Fundraising /

Christmas Appeal 2021

This Christmas, could you give a gift for vital brain research to help people like my son James?

My name is Jane and, as a supporter of Brain Research UK, I am sharing  my story and asking if you can join me in helping ensure important neurological research continues to be funded by making a donation this Christmas.

My son James started having ‘funny turns ’when he was five years old. He was sports-mad and we first thought it might be due to dehydration or that he needed to eat, having burnt up so much energy. We became increasingly concerned as the episodes worsened and so we sought medical advice. After a series of investigations, we were shocked to learn that James had a golf-ball sized tumour in his brain. The tumour had caused him to develop uncontrollable epilepsy.

Nothing prepared us for the challenges that were to follow

 Life as we knew it turned upside down. We were under the care of the wonderful paediatric neurology team at King’s Hospital, London. After biopsy of the tumour, we learnt it was a low grade ganglioglioma, a rare slow growing tumour that most often occurs in the temporal lobes of children and young adults and commonly causes seizures. The doctors opted for a ‘watch and wait’ approach as, at that stage, with the tumour not growing, the risks of brain surgery outweighed the risk posed by the tumour.

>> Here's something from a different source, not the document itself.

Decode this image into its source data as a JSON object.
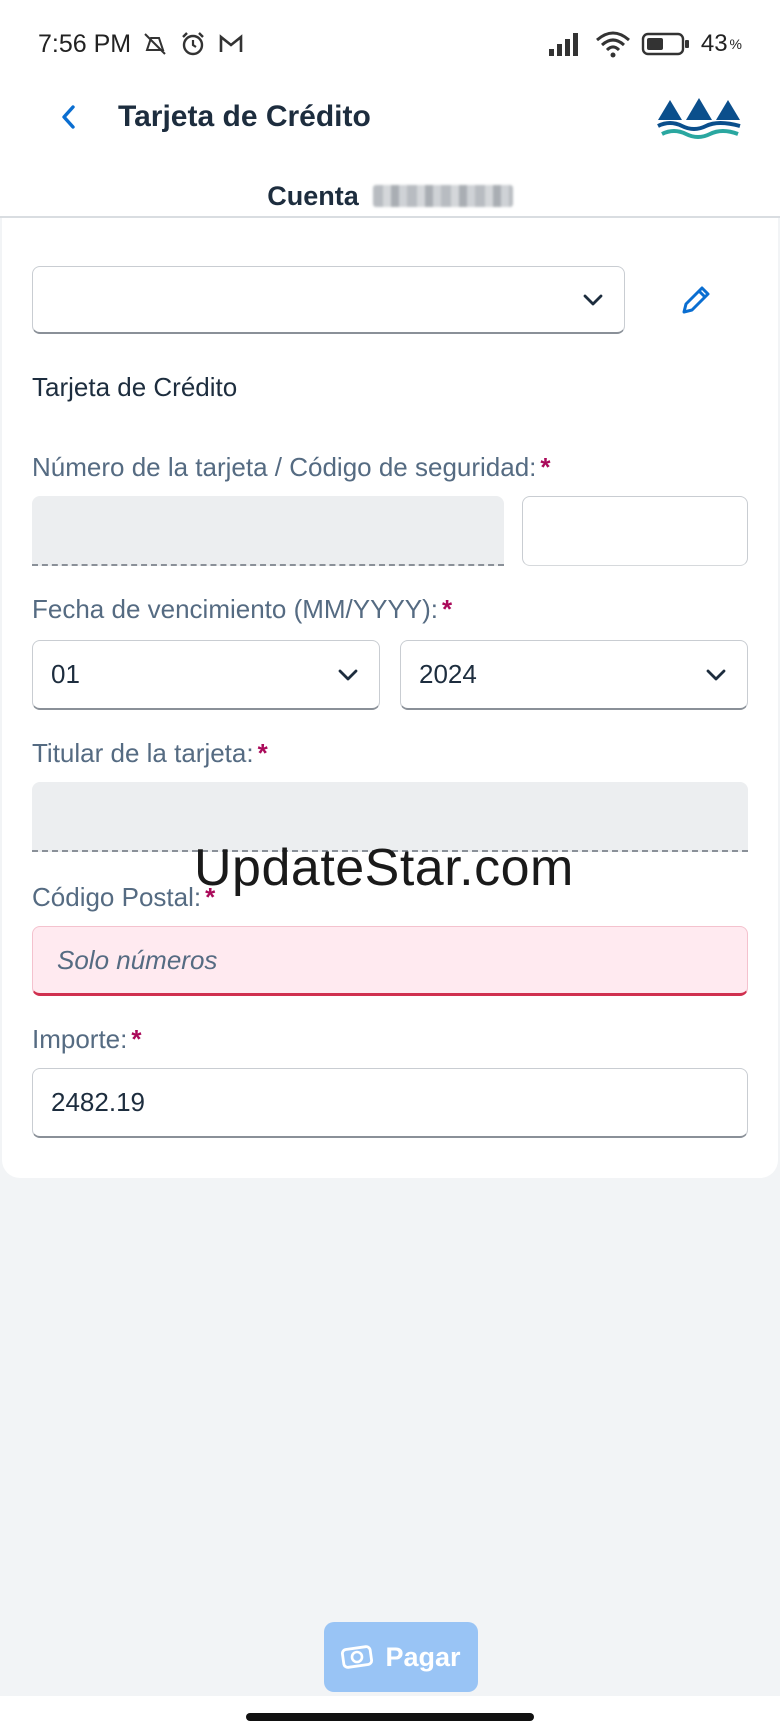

The stress and anxiety for James was unbearable

I cannot tell you precisely how may trips we had made for scans, assessments, telemetry and outpatient appointments… so many I lost count. James was a far from willing or obliging patient. The stress and anxiety for him was unbearable and he offended and insulted most of the long-suffering staff we met.

The strong epilepsy medication, combined with relentless seizures, affected James’s memory and his personality. Some days he could read a sentence, whilst other days he struggled to read the word ‘and’. He missed years of full-time school, struggled with friendships and had to give up his beloved sport because he felt so unwell.

After years of ‘watch and wait’, it was time for surgery

 After six years, doctors eventually decided that the damage being caused by the epilepsy now tipped the balance in favour of surgery. The benefits of removing the tumour now outweighed the risk of surgery.

 In October 2017, James underwent nine hours of brain surgery. Most of the tumour was finally gone.

The difficult road to recovery

The journey our family has taken has been tremendously hard. I cannot pretend the experience has not taken its toll on me, my husband and my older son, Harry. James has been a nightmare patient! He is funny, kind and loving but the dark side of his recovery has been monstrous behaviour and mood swings.

The social isolation for us as a family has also been a challenge, but understandable: the mix of pain, shame and anger that I felt when people approached us with complaints about his reckless behaviour or abusive language; the stares and the judgment felt when chasing him across cafes and restaurants when he had a meltdown. It became easier to stay at home.

James is now 13 and we are all relieved that he is living the normal life of a teenager. Only on a low dose of epilepsy medication, he is managing well and without seizures.

If it weren’t for the research funded by charities like Brain Research UK, many of our loved ones would not be alive today. The more funding the charity receives, the more lives can be improved and saved in the future. I feel what I do to support the charity is a drop in the ocean – but just look at the ripple that comes from one drop.

Please join me and support Brain Research UK by making a donation today

Thank you for taking the time to read my story. It feels strange to be sharing all of this with you. But it’s at this time of year that we stop and thank the people who are there for us all the time, and those that are fighting our corner without us even realising, like the scientists, doctors and supporters like you who help fund research that aims to change and improve the lives of people like James.